It was the British victory at the Battle of El Alamein in November 1942 that inspired one of Winston Churchill's most famous aphorisms: 'This is not the end, it is not even the beginning of the end, but it is, perhaps, the end of the beginning'. And yet the significance of this episode remains unrecognised. In this thrilling historical account, Jonathan Dimbleby describes the political and strategic realities that lay behind the battle, charting the nail-biting months that led to the victory at El Alamein in November 1942. It is a story of high drama, played out both in the war capitals of London, Washington, Berlin, Rome and Moscow, and at the front in Egypt, Libya, Tunisia, Morrocco and Algeria and in the command posts and foxholes in the desert.
Destiny in the Desert is about politicians and generals, diplomats, civil servants and soldiers. It is about forceful characters and the tensions and rivalries between them. Drawing on official records and the personal insights of those involved at every level, Dimbleby creates a vivid portrait of a struggle which for Churchill marked the turn of the tide – and which for the soldiers on the ground involved fighting and dying in a foreign land.

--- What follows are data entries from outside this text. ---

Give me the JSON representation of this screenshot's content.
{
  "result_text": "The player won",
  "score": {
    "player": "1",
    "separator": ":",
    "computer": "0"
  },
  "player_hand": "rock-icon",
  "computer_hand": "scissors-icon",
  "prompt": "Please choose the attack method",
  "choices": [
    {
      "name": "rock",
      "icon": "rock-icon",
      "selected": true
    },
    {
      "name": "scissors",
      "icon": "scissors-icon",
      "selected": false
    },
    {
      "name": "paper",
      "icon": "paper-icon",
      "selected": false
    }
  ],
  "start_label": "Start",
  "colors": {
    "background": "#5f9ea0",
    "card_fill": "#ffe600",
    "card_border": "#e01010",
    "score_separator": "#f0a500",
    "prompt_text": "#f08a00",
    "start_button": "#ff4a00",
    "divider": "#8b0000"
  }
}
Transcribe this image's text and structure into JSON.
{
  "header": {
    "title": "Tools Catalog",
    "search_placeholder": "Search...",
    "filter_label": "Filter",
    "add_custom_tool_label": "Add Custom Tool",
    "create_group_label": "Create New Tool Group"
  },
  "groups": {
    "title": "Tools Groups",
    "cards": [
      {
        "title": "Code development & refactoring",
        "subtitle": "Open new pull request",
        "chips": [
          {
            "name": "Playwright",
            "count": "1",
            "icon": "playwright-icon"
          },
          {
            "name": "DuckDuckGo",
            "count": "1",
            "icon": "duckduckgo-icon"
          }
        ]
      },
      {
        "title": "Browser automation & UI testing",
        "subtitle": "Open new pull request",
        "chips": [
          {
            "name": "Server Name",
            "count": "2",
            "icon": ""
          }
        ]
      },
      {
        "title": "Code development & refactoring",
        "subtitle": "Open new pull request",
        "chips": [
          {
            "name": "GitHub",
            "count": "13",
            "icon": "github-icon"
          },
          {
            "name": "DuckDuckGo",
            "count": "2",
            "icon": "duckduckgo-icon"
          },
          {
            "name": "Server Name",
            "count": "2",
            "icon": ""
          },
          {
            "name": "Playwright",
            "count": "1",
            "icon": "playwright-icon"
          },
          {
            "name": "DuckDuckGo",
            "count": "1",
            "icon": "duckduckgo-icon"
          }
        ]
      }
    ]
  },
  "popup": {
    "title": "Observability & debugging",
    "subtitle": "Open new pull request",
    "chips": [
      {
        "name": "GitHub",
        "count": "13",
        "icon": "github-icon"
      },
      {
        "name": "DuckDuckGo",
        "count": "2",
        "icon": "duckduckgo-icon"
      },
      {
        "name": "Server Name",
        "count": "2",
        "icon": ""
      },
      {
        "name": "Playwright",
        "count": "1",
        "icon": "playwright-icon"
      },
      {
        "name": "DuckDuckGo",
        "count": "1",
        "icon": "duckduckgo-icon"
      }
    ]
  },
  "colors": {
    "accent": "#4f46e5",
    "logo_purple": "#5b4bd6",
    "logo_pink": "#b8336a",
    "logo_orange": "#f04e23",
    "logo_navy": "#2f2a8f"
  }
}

Now available in paperback in time, Destiny in the Desert, which was shortlisted for the Hessell-Tiltman prize 2012-13, is required reading for anyone with an interest in the Desert War.